#### How to complete this task
Set every record down again, identical to the original.
** Material for this task follows **
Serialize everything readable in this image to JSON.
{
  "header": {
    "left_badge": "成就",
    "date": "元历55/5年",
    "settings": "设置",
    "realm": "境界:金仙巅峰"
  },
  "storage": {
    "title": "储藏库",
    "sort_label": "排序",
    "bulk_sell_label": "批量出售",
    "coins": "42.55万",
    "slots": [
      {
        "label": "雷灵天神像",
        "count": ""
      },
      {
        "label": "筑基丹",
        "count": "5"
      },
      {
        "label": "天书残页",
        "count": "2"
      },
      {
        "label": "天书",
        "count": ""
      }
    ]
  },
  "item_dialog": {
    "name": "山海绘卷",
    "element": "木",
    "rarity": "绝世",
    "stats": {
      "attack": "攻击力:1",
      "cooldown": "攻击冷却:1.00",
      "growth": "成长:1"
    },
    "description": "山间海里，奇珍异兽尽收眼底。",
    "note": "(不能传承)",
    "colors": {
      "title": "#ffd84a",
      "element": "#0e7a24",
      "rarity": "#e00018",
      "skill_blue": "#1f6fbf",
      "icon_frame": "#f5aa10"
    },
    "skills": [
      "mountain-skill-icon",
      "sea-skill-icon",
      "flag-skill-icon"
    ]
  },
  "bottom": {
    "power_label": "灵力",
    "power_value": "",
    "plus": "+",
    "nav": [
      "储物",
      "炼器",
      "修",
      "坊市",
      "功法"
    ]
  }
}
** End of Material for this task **
#### Final answer
Serialize everything readable in this image to JSON.
{
  "header": {
    "left_badge": "成就",
    "date": "元历55/5年",
    "settings": "设置",
    "realm": "境界:金仙巅峰"
  },
  "storage": {
    "title": "储藏库",
    "sort_label": "排序",
    "bulk_sell_label": "批量出售",
    "coins": "42.55万",
    "slots": [
      {
        "label": "雷灵天神像",
        "count": ""
      },
      {
        "label": "筑基丹",
        "count": "5"
      },
      {
        "label": "天书残页",
        "count": "2"
      },
      {
        "label": "天书",
        "count": ""
      }
    ]
  },
  "item_dialog": {
    "name": "山海绘卷",
    "element": "木",
    "rarity": "绝世",
    "stats": {
      "attack": "攻击力:1",
      "cooldown": "攻击冷却:1.00",
      "growth": "成长:1"
    },
    "description": "山间海里，奇珍异兽尽收眼底。",
    "note": "(不能传承)",
    "colors": {
      "title": "#ffd84a",
      "element": "#0e7a24",
      "rarity": "#e00018",
      "skill_blue": "#1f6fbf",
      "icon_frame": "#f5aa10"
    },
    "skills": [
      "mountain-skill-icon",
      "sea-skill-icon",
      "flag-skill-icon"
    ]
  },
  "bottom": {
    "power_label": "灵力",
    "power_value": "",
    "plus": "+",
    "nav": [
      "储物",
      "炼器",
      "修",
      "坊市",
      "功法"
    ]
  }
}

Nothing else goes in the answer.